--- Task ---
At the line containing "What data populates", begin setting down the entries exactly, and stop only after the last line.
........
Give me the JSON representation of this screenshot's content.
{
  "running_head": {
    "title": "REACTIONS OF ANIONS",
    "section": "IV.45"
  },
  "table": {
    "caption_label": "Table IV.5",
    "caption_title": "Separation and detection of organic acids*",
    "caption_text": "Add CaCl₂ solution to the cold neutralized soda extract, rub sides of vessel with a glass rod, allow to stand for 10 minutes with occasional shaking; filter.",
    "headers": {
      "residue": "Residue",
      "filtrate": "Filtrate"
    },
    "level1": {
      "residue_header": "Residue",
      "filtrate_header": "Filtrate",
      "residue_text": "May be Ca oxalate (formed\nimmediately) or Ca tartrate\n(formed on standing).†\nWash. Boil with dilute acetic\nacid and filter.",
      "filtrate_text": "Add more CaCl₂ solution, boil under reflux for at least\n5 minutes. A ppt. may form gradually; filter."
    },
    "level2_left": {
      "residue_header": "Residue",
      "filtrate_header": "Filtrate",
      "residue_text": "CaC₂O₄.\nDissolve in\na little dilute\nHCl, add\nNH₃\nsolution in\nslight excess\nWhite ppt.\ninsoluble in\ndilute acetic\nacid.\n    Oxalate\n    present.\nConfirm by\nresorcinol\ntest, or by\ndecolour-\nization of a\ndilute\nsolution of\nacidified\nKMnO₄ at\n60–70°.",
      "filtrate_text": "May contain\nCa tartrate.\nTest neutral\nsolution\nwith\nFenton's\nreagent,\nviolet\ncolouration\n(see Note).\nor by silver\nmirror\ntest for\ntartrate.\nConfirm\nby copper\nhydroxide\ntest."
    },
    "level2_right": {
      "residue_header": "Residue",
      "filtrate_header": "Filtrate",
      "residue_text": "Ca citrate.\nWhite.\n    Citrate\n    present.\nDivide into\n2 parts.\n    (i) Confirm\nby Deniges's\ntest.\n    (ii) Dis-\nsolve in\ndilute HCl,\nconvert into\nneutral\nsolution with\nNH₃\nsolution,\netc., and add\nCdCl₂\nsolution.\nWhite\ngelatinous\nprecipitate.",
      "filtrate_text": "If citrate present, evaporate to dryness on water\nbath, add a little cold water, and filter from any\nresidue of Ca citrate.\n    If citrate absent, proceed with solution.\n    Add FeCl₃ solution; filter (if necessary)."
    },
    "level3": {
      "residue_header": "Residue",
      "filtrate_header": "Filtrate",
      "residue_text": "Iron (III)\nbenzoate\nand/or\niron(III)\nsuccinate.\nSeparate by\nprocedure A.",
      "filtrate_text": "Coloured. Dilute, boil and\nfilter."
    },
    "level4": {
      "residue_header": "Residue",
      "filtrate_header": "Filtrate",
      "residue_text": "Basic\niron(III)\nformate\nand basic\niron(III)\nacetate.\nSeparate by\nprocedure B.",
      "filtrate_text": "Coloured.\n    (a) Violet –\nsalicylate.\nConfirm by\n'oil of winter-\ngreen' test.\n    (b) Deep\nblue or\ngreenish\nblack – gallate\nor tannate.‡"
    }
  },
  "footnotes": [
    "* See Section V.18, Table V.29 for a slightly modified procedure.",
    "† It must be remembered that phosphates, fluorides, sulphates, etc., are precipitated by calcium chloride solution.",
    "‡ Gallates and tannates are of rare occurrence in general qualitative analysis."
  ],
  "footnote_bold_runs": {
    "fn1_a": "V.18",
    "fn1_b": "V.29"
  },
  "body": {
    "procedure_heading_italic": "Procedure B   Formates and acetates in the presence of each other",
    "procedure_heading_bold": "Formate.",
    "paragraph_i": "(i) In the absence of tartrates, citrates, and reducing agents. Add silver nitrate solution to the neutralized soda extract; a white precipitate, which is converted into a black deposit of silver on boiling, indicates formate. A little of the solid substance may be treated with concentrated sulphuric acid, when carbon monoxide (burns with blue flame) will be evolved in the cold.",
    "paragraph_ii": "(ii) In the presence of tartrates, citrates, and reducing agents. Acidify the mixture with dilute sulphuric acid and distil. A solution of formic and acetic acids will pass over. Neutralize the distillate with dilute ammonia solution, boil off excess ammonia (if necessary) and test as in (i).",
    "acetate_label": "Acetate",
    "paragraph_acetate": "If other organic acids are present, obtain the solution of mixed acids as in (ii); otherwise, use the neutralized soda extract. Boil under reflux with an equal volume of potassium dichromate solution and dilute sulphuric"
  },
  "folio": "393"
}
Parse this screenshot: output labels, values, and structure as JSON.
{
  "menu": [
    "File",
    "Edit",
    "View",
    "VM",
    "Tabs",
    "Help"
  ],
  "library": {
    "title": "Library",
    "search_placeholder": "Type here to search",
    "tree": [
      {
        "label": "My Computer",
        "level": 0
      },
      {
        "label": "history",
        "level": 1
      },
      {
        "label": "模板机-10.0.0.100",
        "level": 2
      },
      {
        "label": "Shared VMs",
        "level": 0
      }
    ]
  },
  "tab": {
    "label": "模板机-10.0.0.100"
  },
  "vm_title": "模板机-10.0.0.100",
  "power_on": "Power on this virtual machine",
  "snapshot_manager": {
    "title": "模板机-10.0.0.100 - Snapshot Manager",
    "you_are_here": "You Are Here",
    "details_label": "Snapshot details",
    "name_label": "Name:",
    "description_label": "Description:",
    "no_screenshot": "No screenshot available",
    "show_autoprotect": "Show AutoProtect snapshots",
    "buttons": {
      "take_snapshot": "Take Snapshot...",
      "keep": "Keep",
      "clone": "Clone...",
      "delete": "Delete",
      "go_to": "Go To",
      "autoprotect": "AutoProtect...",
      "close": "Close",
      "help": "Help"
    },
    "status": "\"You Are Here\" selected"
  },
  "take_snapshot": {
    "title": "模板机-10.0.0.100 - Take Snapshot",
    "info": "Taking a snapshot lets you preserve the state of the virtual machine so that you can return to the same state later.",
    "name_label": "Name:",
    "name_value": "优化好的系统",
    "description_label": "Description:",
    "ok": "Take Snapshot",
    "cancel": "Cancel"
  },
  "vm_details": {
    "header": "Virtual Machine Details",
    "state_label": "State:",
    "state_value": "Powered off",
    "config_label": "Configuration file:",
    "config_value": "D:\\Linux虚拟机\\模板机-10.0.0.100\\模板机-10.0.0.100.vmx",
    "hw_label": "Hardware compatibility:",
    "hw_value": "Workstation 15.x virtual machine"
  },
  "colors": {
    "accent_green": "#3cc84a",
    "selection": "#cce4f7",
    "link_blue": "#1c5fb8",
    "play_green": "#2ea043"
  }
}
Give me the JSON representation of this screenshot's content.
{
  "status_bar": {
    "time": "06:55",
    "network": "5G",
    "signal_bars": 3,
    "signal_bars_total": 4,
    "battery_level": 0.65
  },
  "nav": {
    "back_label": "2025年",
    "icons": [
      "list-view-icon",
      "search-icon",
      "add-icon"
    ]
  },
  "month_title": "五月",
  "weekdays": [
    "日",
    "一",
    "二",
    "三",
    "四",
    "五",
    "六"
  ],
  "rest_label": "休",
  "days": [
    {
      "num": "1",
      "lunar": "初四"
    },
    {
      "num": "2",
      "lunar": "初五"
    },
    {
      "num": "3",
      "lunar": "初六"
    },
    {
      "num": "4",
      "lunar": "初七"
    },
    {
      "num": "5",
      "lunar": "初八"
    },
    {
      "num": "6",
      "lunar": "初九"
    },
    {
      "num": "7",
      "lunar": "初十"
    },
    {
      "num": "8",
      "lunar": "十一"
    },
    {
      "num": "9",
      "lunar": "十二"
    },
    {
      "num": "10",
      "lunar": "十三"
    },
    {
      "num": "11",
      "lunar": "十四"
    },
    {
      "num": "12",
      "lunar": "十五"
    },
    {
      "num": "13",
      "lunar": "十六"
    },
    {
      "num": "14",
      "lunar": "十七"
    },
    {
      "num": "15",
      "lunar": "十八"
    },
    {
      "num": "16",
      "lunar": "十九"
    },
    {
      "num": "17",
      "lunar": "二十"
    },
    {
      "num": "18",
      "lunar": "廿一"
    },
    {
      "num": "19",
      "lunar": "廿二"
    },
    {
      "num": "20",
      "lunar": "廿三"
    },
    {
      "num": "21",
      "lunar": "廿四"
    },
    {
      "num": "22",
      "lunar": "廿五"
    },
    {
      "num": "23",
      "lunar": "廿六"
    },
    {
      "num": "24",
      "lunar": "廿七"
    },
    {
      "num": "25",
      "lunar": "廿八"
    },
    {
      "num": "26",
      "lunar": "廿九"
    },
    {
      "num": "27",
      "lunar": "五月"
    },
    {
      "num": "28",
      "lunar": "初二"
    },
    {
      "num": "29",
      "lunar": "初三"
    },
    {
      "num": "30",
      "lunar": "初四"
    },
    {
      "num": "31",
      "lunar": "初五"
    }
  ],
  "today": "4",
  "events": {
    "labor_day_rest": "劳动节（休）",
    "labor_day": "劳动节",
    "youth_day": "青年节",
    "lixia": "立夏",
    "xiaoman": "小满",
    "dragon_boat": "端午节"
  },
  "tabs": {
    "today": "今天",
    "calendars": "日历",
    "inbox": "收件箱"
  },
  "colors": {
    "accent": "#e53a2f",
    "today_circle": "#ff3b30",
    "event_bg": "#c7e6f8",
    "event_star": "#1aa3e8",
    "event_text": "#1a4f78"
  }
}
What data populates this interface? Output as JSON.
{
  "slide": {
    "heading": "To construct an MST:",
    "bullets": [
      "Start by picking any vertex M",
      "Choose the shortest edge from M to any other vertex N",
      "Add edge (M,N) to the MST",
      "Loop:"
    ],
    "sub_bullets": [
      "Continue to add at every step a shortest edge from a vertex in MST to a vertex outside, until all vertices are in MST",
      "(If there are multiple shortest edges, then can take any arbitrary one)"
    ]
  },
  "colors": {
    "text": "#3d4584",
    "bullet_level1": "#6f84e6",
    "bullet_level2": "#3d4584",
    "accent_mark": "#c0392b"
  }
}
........
--- Answer section ---
What data populates this interface? Output as JSON.
{
  "slide": {
    "heading": "To construct an MST:",
    "bullets": [
      "Start by picking any vertex M",
      "Choose the shortest edge from M to any other vertex N",
      "Add edge (M,N) to the MST",
      "Loop:"
    ],
    "sub_bullets": [
      "Continue to add at every step a shortest edge from a vertex in MST to a vertex outside, until all vertices are in MST",
      "(If there are multiple shortest edges, then can take any arbitrary one)"
    ]
  },
  "colors": {
    "text": "#3d4584",
    "bullet_level1": "#6f84e6",
    "bullet_level2": "#3d4584",
    "accent_mark": "#c0392b"
  }
}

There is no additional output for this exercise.